What the task asks:
From the material below, copy out each line with the word "name" in it.

+++++

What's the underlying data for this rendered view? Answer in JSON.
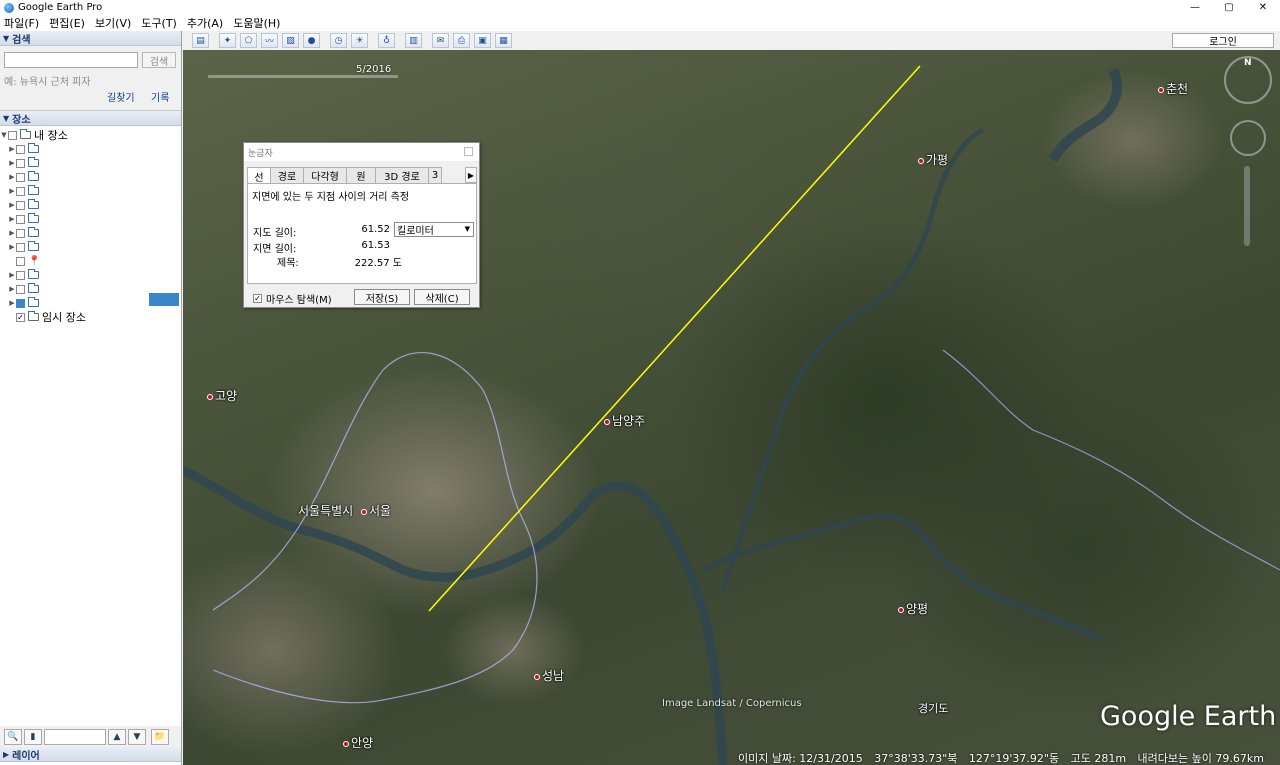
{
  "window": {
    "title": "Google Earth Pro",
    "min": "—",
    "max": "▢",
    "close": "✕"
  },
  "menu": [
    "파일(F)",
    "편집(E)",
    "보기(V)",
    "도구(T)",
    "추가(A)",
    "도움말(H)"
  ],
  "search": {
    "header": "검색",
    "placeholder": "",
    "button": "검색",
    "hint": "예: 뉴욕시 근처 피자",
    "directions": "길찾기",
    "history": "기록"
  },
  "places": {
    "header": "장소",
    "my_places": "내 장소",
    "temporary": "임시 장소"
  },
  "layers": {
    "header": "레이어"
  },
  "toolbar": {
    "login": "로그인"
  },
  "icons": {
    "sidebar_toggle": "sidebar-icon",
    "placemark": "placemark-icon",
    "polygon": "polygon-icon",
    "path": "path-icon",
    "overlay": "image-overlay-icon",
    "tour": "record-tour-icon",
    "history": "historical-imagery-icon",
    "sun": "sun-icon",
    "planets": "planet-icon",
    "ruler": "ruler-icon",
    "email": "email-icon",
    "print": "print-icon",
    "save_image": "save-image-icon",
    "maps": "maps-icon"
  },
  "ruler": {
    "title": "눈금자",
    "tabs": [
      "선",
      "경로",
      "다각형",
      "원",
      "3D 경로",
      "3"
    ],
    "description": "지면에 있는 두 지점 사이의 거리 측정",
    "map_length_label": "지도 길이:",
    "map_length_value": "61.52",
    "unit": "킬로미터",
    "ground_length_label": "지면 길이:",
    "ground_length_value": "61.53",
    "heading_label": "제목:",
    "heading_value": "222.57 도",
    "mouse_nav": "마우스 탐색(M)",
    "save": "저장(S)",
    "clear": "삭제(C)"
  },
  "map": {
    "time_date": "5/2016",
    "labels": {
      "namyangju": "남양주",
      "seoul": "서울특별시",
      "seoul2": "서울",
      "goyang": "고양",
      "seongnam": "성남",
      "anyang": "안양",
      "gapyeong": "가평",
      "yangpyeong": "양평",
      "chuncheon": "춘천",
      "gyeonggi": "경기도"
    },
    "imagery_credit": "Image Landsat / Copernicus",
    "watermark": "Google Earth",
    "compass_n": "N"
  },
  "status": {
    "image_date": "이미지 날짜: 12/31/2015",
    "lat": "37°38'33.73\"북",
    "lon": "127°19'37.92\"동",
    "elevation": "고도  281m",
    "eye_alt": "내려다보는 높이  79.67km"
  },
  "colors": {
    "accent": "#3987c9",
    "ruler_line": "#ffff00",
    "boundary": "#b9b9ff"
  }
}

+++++

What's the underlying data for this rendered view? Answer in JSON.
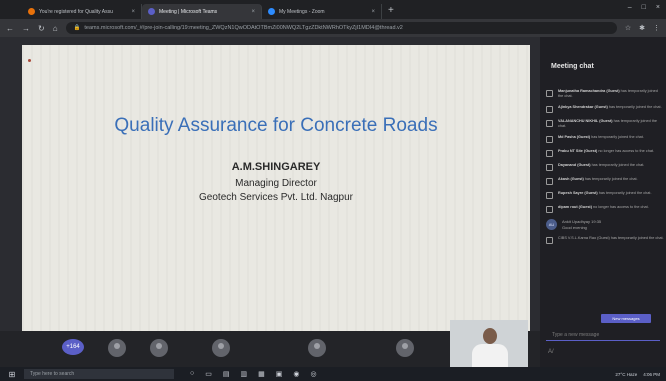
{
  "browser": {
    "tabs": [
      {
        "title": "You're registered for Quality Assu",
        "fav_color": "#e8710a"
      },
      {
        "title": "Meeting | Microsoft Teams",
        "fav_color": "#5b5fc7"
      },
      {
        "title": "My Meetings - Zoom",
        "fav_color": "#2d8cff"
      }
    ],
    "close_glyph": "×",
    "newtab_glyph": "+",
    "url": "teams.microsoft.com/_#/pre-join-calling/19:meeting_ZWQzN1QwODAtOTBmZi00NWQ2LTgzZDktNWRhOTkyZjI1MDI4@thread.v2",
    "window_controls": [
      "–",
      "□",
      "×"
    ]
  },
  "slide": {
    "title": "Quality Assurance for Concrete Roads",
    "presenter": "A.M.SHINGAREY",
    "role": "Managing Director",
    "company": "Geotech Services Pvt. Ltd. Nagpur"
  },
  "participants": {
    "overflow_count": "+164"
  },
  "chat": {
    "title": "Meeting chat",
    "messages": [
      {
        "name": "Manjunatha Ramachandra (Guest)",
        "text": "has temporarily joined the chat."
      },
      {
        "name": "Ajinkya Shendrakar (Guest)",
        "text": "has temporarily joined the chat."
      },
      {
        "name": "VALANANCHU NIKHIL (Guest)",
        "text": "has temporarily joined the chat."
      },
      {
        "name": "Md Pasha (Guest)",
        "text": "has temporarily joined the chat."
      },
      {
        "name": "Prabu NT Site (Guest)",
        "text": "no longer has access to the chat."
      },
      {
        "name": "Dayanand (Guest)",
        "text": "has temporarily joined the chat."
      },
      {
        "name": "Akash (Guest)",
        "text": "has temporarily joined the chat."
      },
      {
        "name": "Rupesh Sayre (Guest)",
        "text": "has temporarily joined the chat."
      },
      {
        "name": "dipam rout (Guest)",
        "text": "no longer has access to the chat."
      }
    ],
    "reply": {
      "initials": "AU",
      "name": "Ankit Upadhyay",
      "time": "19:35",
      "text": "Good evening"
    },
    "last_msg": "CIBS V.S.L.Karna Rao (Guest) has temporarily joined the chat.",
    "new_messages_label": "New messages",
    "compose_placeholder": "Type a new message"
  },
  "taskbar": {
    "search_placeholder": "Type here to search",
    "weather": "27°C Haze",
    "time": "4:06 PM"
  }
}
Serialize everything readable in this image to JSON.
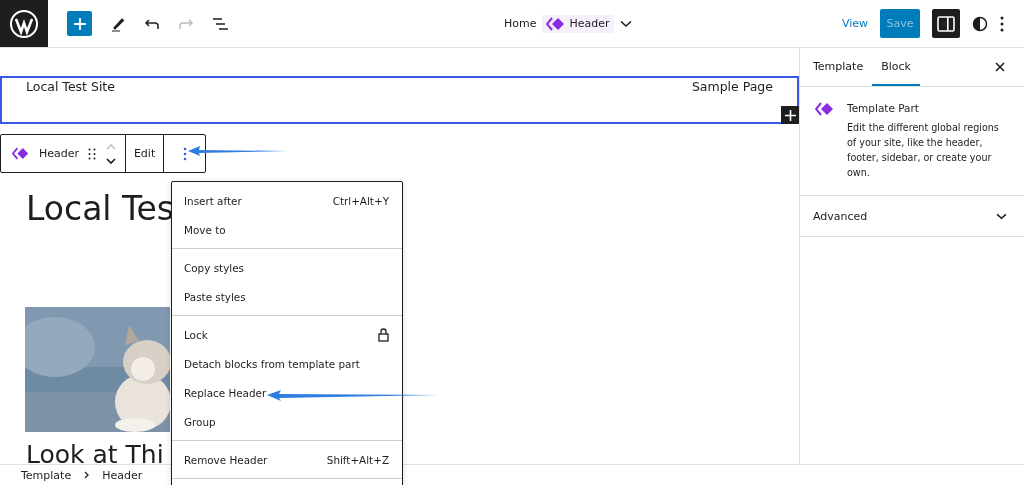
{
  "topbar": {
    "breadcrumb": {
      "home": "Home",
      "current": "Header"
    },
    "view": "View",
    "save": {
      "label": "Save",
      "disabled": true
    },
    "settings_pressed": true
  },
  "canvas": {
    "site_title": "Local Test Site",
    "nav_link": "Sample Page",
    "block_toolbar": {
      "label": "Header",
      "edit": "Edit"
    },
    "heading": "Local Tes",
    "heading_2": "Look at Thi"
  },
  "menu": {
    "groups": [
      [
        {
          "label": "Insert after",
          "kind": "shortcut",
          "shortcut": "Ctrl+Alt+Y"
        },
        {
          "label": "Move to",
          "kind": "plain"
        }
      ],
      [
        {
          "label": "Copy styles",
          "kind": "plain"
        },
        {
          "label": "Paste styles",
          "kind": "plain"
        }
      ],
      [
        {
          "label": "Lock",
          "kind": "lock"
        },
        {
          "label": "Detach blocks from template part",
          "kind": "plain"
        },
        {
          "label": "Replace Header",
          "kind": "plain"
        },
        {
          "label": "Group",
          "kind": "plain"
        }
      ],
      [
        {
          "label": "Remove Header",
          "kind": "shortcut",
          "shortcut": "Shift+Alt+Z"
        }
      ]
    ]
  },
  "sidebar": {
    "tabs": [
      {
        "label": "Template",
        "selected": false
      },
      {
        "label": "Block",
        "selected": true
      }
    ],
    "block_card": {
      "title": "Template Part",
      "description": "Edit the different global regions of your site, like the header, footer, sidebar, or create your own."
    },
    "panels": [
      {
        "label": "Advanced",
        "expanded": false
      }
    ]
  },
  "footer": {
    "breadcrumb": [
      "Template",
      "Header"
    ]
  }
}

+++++

The answer:
        "name": "Manjunatha Ramachandra (Guest)",
        "name": "Ajinkya Shendrakar (Guest)",
        "name": "VALANANCHU NIKHIL (Guest)",
        "name": "Md Pasha (Guest)",
        "name": "Prabu NT Site (Guest)",
        "name": "Dayanand (Guest)",
        "name": "Akash (Guest)",
        "name": "Rupesh Sayre (Guest)",
        "name": "dipam rout (Guest)",
      "name": "Ankit Upadhyay",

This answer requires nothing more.